Pictures excluded, retype the lines from the one containing "What's the underlying" through the last line of the data below, both included.

> _Supplied data_
== Segment start ==

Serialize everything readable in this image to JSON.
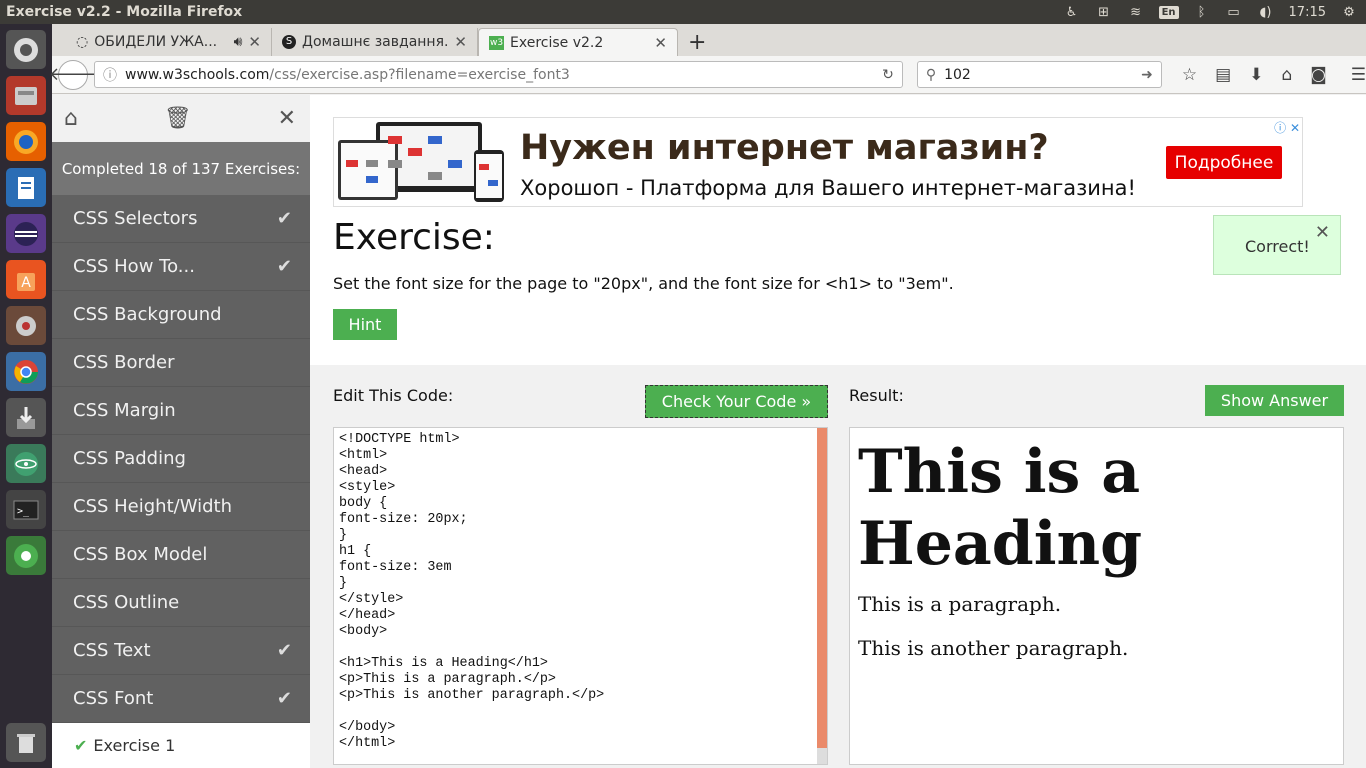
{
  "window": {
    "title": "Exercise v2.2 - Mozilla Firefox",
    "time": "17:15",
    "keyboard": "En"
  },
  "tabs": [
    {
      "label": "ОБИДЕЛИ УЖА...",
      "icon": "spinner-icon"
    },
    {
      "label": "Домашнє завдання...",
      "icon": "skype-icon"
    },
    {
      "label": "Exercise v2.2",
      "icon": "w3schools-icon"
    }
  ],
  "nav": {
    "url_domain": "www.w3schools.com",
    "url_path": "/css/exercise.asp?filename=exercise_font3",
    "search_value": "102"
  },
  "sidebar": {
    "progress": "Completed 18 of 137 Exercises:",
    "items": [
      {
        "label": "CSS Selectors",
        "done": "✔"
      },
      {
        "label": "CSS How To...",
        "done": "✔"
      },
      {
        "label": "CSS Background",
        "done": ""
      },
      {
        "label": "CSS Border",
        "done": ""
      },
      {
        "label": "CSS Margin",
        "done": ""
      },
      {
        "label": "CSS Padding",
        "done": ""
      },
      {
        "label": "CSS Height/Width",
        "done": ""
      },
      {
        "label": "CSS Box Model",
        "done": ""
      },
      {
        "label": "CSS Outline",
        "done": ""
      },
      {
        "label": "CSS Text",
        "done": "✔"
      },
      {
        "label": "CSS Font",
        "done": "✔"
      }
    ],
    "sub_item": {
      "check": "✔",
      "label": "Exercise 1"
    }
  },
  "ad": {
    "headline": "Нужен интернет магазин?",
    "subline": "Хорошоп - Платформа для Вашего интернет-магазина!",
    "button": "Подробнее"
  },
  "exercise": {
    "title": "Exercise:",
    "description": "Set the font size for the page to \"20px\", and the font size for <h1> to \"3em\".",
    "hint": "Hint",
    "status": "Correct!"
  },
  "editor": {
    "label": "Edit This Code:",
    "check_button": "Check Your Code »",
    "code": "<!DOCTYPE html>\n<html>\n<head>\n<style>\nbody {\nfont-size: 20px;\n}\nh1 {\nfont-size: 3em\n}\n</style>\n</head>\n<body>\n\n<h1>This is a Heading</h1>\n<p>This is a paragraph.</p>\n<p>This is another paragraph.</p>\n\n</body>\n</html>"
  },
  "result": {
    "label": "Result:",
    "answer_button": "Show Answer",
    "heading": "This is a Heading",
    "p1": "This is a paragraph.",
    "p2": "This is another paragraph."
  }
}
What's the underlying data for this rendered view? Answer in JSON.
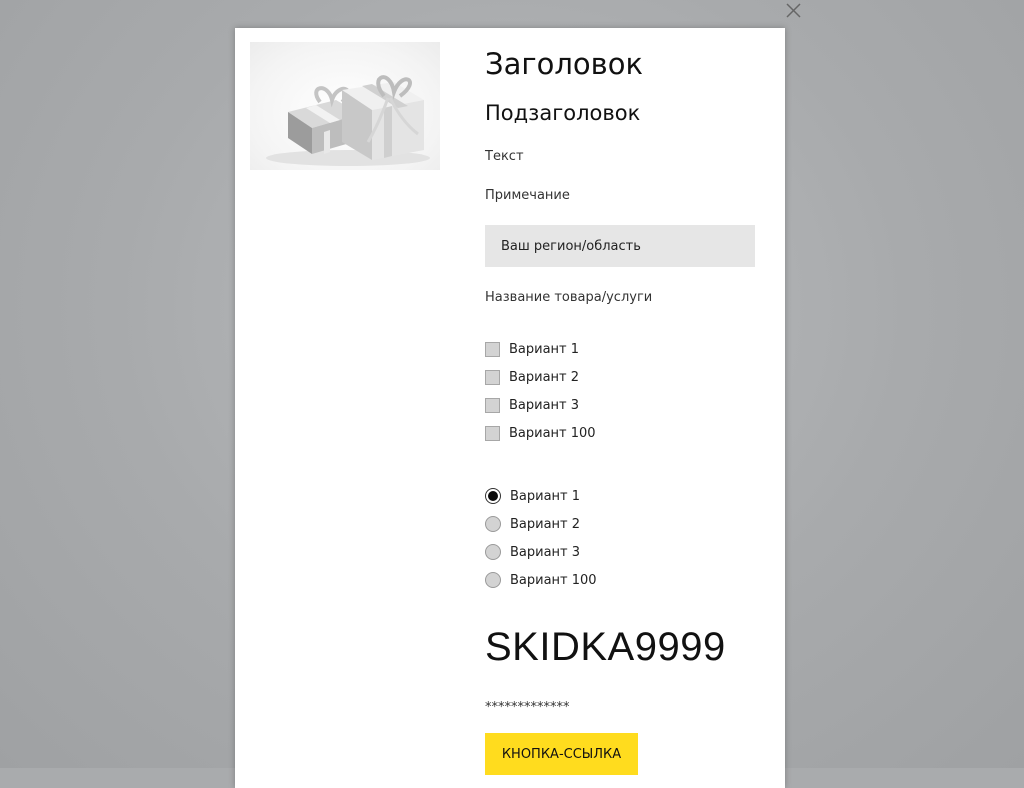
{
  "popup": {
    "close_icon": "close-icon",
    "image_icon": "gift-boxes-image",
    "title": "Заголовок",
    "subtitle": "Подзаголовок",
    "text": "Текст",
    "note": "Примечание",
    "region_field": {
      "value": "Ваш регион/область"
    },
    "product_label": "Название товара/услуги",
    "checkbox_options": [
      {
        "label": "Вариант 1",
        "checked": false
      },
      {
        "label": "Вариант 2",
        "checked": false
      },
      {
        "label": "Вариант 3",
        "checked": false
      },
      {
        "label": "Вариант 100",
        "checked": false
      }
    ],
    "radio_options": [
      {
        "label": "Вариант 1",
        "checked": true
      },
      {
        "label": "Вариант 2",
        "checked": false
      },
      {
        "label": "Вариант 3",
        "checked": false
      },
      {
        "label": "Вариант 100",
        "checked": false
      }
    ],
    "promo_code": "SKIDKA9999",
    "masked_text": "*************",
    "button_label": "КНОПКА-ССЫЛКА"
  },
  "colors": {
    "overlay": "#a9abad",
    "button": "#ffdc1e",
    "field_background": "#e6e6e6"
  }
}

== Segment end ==

> _Answer space_
What's the underlying data for this rendered view? Answer in JSON.
{
  "popup": {
    "close_icon": "close-icon",
    "image_icon": "gift-boxes-image",
    "title": "Заголовок",
    "subtitle": "Подзаголовок",
    "text": "Текст",
    "note": "Примечание",
    "region_field": {
      "value": "Ваш регион/область"
    },
    "product_label": "Название товара/услуги",
    "checkbox_options": [
      {
        "label": "Вариант 1",
        "checked": false
      },
      {
        "label": "Вариант 2",
        "checked": false
      },
      {
        "label": "Вариант 3",
        "checked": false
      },
      {
        "label": "Вариант 100",
        "checked": false
      }
    ],
    "radio_options": [
      {
        "label": "Вариант 1",
        "checked": true
      },
      {
        "label": "Вариант 2",
        "checked": false
      },
      {
        "label": "Вариант 3",
        "checked": false
      },
      {
        "label": "Вариант 100",
        "checked": false
      }
    ],
    "promo_code": "SKIDKA9999",
    "masked_text": "*************",
    "button_label": "КНОПКА-ССЫЛКА"
  },
  "colors": {
    "overlay": "#a9abad",
    "button": "#ffdc1e",
    "field_background": "#e6e6e6"
  }
}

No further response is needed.